→ Exercise brief
Every line of the data below that holds the string "Branch" needs to be reported.

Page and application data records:
=======
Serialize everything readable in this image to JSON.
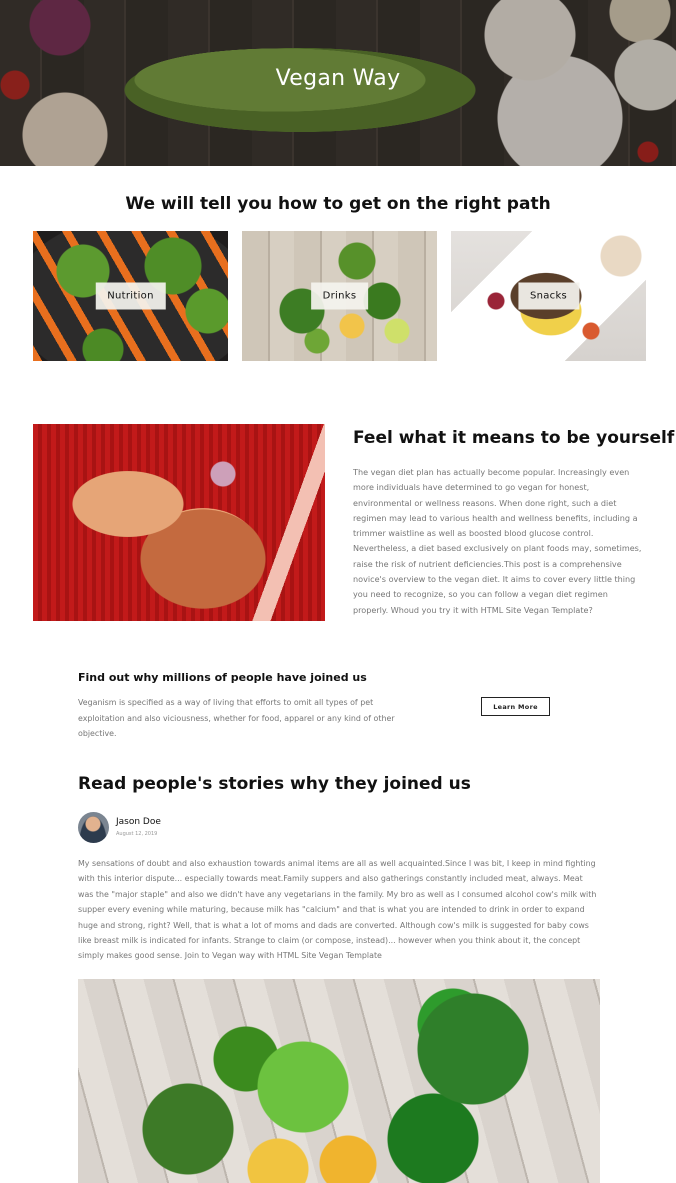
{
  "hero": {
    "title": "Vegan Way"
  },
  "path_section": {
    "heading": "We will tell you how to get on the right path",
    "categories": [
      {
        "label": "Nutrition"
      },
      {
        "label": "Drinks"
      },
      {
        "label": "Snacks"
      }
    ]
  },
  "feature": {
    "title": "Feel what it means to be yourself",
    "text": "The vegan diet plan has actually become popular. Increasingly even more individuals have determined to go vegan for honest, environmental or wellness reasons. When done right, such a diet regimen may lead to various health and wellness benefits, including a trimmer waistline as well as boosted blood glucose control. Nevertheless, a diet based exclusively on plant foods may, sometimes, raise the risk of nutrient deficiencies.This post is a comprehensive novice's overview to the vegan diet. It aims to cover every little thing you need to recognize, so you can follow a vegan diet regimen properly. Whoud you try it with HTML Site Vegan Template?"
  },
  "join": {
    "title": "Find out why millions of people have joined us",
    "text": "Veganism is specified as a way of living that efforts to omit all types of pet exploitation and also viciousness, whether for food, apparel or any kind of other objective.",
    "button_label": "Learn More"
  },
  "stories": {
    "title": "Read people's stories why they joined us",
    "author": {
      "name": "Jason Doe",
      "date": "August 12, 2019"
    },
    "text": "My sensations of doubt and also exhaustion towards animal items are all as well acquainted.Since I was bit, I keep in mind fighting with this interior dispute... especially towards meat.Family suppers and also gatherings constantly included meat, always. Meat was the \"major staple\" and also we didn't have any vegetarians in the family. My bro as well as I consumed alcohol cow's milk with supper every evening while maturing, because milk has \"calcium\" and that is what you are intended to drink in order to expand huge and strong, right? Well, that is what a lot of moms and dads are converted. Although cow's milk is suggested for baby cows like breast milk is indicated for infants. Strange to claim (or compose, instead)... however when you think about it, the concept simply makes good sense. Join to Vegan way with HTML Site Vegan Template"
  }
}
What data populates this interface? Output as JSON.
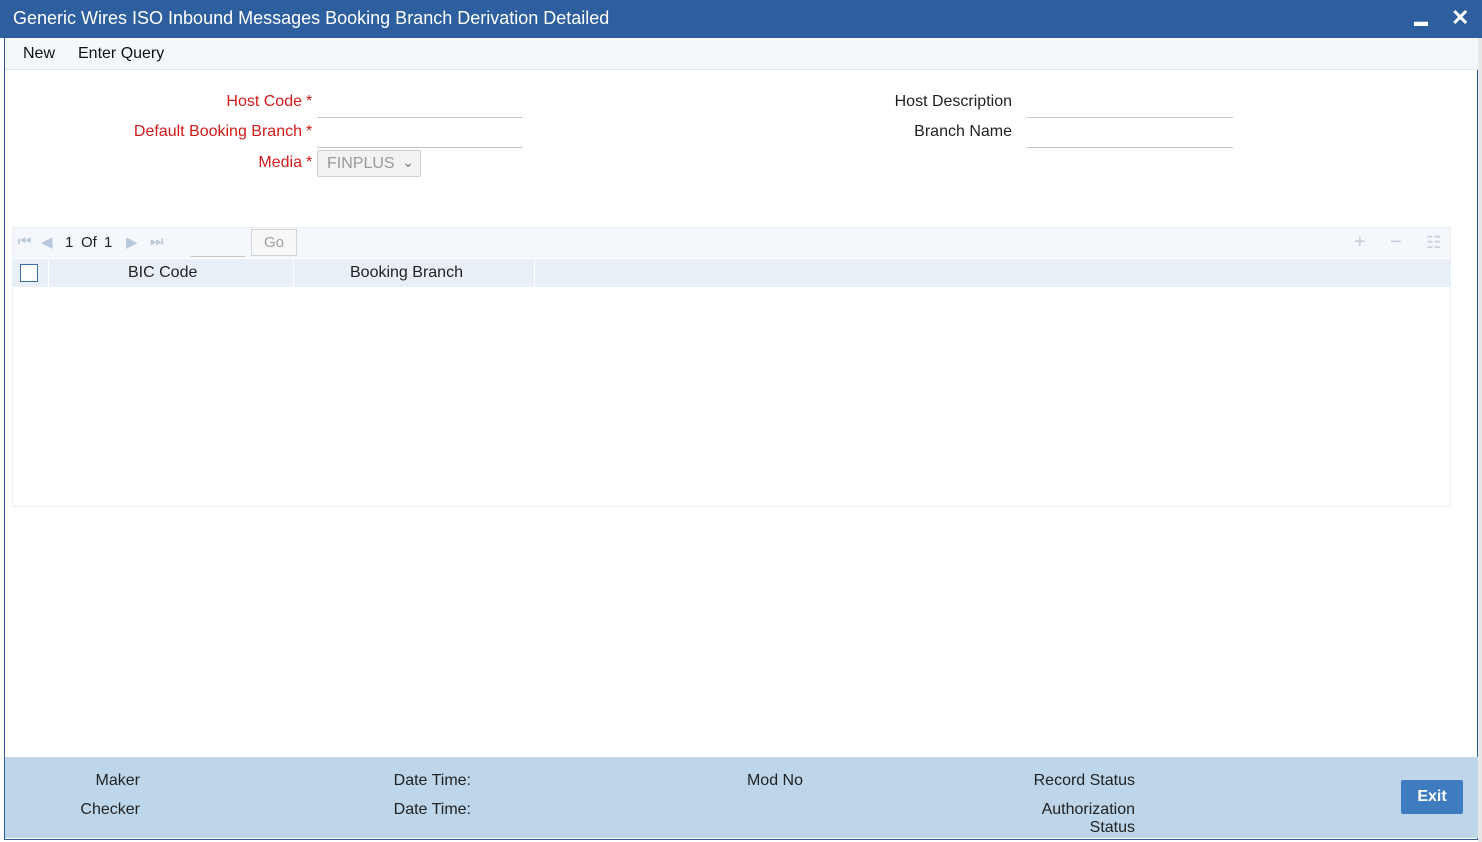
{
  "window": {
    "title": "Generic Wires ISO Inbound Messages Booking Branch Derivation Detailed",
    "minimize_glyph": "▬",
    "close_glyph": "✕"
  },
  "menu": {
    "new": "New",
    "enter_query": "Enter Query"
  },
  "form": {
    "host_code_label": "Host Code",
    "default_booking_branch_label": "Default Booking Branch",
    "media_label": "Media",
    "media_value": "FINPLUS",
    "host_description_label": "Host Description",
    "branch_name_label": "Branch Name",
    "required_mark": "*"
  },
  "grid": {
    "pager": {
      "current": "1",
      "of_label": "Of",
      "total": "1",
      "go_label": "Go"
    },
    "columns": [
      "BIC Code",
      "Booking Branch"
    ],
    "rows": []
  },
  "footer": {
    "maker": "Maker",
    "checker": "Checker",
    "date_time_1": "Date Time:",
    "date_time_2": "Date Time:",
    "mod_no": "Mod No",
    "record_status": "Record Status",
    "authorization_status_line1": "Authorization",
    "authorization_status_line2": "Status",
    "exit": "Exit"
  },
  "colors": {
    "title_bar": "#2d5f9e",
    "required_label": "#d11a1a",
    "footer_bg": "#bdd6ea",
    "exit_button": "#3e7cbf"
  }
}
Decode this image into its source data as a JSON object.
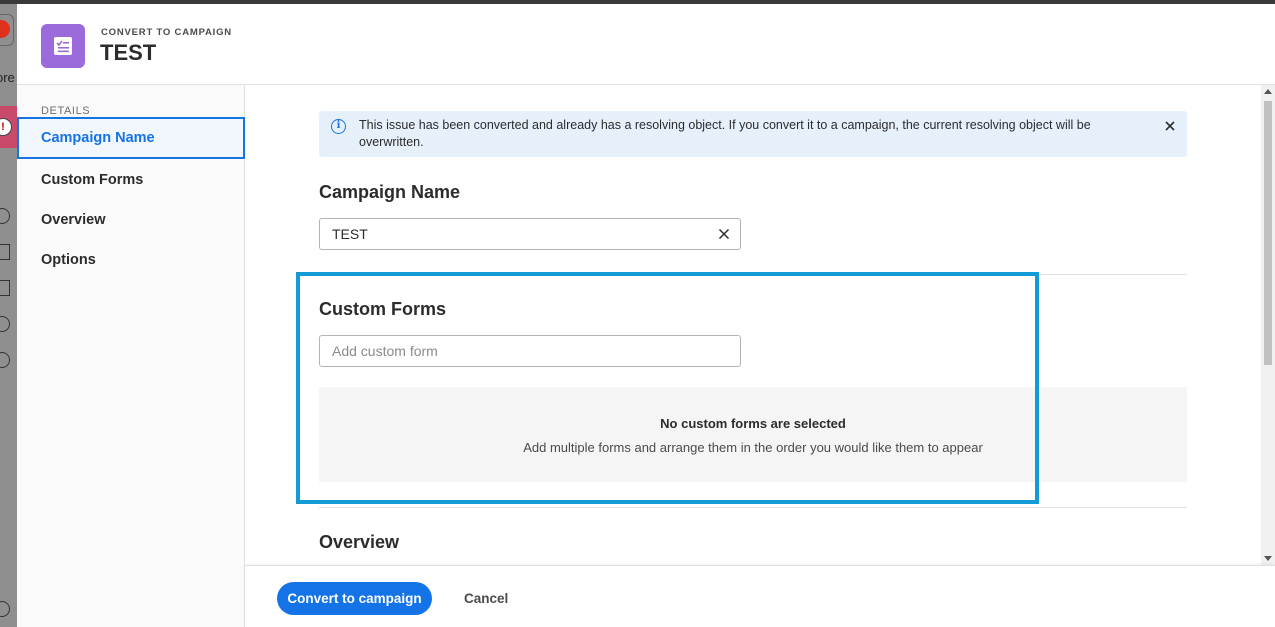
{
  "header": {
    "eyebrow": "CONVERT TO CAMPAIGN",
    "title": "TEST"
  },
  "sidebar": {
    "section_label": "DETAILS",
    "items": [
      {
        "label": "Campaign Name",
        "active": true
      },
      {
        "label": "Custom Forms",
        "active": false
      },
      {
        "label": "Overview",
        "active": false
      },
      {
        "label": "Options",
        "active": false
      }
    ]
  },
  "alert": {
    "text": "This issue has been converted and already has a resolving object. If you convert it to a campaign, the current resolving object will be overwritten."
  },
  "campaign_name": {
    "heading": "Campaign Name",
    "value": "TEST"
  },
  "custom_forms": {
    "heading": "Custom Forms",
    "placeholder": "Add custom form",
    "empty_title": "No custom forms are selected",
    "empty_subtitle": "Add multiple forms and arrange them in the order you would like them to appear"
  },
  "overview": {
    "heading": "Overview"
  },
  "footer": {
    "primary_label": "Convert to campaign",
    "cancel_label": "Cancel"
  },
  "background_app": {
    "partial_text": "ore"
  },
  "colors": {
    "accent": "#1473e6",
    "highlight_frame": "#149bd7",
    "app_icon": "#9b6bdc",
    "alert_bg": "#e6f0fb"
  }
}
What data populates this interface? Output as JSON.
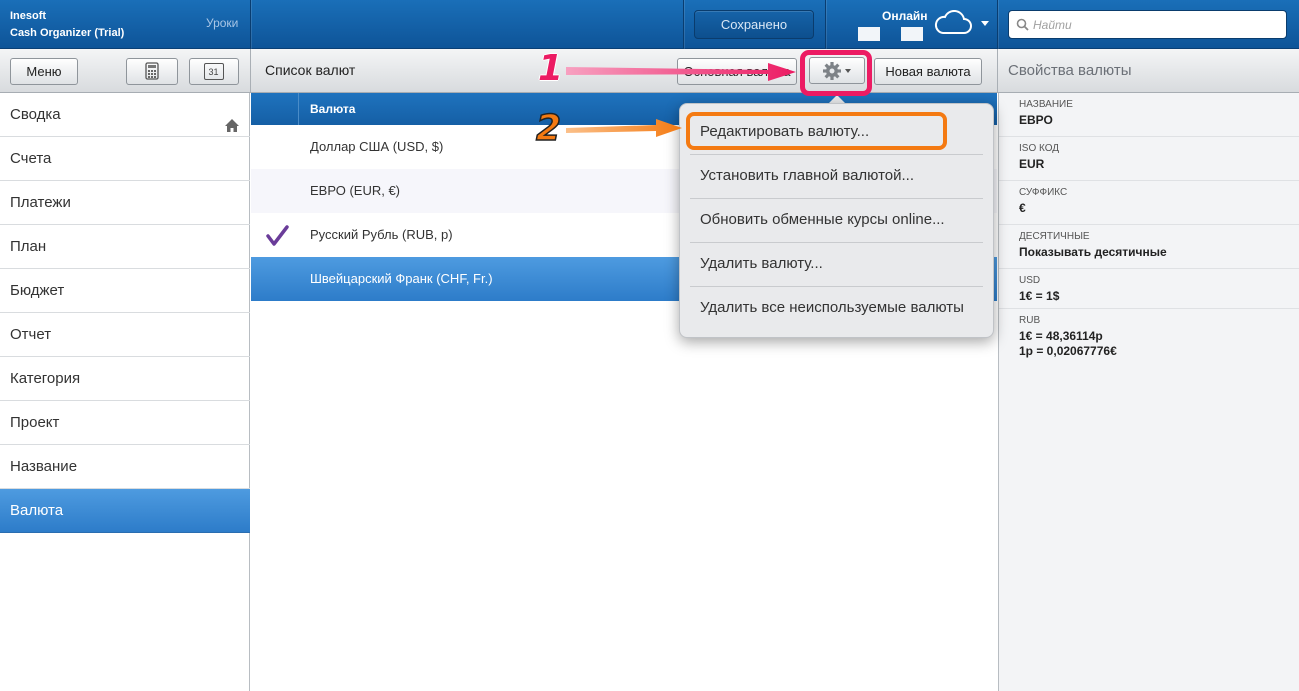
{
  "app": {
    "vendor": "Inesoft",
    "name": "Cash Organizer (Trial)",
    "lessons_label": "Уроки"
  },
  "header": {
    "saved_label": "Сохранено",
    "online_label": "Онлайн",
    "search_placeholder": "Найти",
    "icons": [
      "cloud-icon",
      "search-icon",
      "chevron-down-icon"
    ]
  },
  "toolbar": {
    "menu_label": "Меню",
    "calendar_day": "31",
    "list_title": "Список валют",
    "hidden_button_label": "Основная валюта",
    "new_currency_label": "Новая валюта",
    "props_title": "Свойства валюты"
  },
  "sidebar": {
    "items": [
      {
        "label": "Сводка"
      },
      {
        "label": "Счета"
      },
      {
        "label": "Платежи"
      },
      {
        "label": "План"
      },
      {
        "label": "Бюджет"
      },
      {
        "label": "Отчет"
      },
      {
        "label": "Категория"
      },
      {
        "label": "Проект"
      },
      {
        "label": "Название"
      },
      {
        "label": "Валюта"
      }
    ],
    "active": "Валюта"
  },
  "currency_list": {
    "column_header": "Валюта",
    "rows": [
      {
        "name": "Доллар США (USD, $)",
        "main": false
      },
      {
        "name": "ЕВРО (EUR, €)",
        "main": false
      },
      {
        "name": "Русский Рубль (RUB, р)",
        "main": true
      },
      {
        "name": "Швейцарский Франк (CHF, Fr.)",
        "main": false
      }
    ],
    "selected": "Швейцарский Франк (CHF, Fr.)"
  },
  "context_menu": {
    "items": [
      {
        "label": "Редактировать валюту..."
      },
      {
        "label": "Установить главной валютой..."
      },
      {
        "label": "Обновить обменные курсы online..."
      },
      {
        "label": "Удалить валюту..."
      },
      {
        "label": "Удалить все неиспользуемые валюты"
      }
    ]
  },
  "properties": {
    "fields": [
      {
        "key": "НАЗВАНИЕ",
        "value": "ЕВРО"
      },
      {
        "key": "ISO КОД",
        "value": "EUR"
      },
      {
        "key": "СУФФИКС",
        "value": "€"
      },
      {
        "key": "ДЕСЯТИЧНЫЕ",
        "value": "Показывать десятичные"
      },
      {
        "key": "USD",
        "value": "1€ = 1$"
      },
      {
        "key": "RUB",
        "value": "1€ = 48,36114р",
        "value2": "1р = 0,02067776€"
      }
    ]
  },
  "annotations": {
    "step1": "1",
    "step2": "2",
    "colors": {
      "step1": "#ec1b63",
      "step2": "#f47a12"
    }
  }
}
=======
→ Task result
    "title": "Generic Wires ISO Inbound Messages Booking Branch Derivation Detailed",
    "default_booking_branch_label": "Default Booking Branch",
    "branch_name_label": "Branch Name",
      "Booking Branch"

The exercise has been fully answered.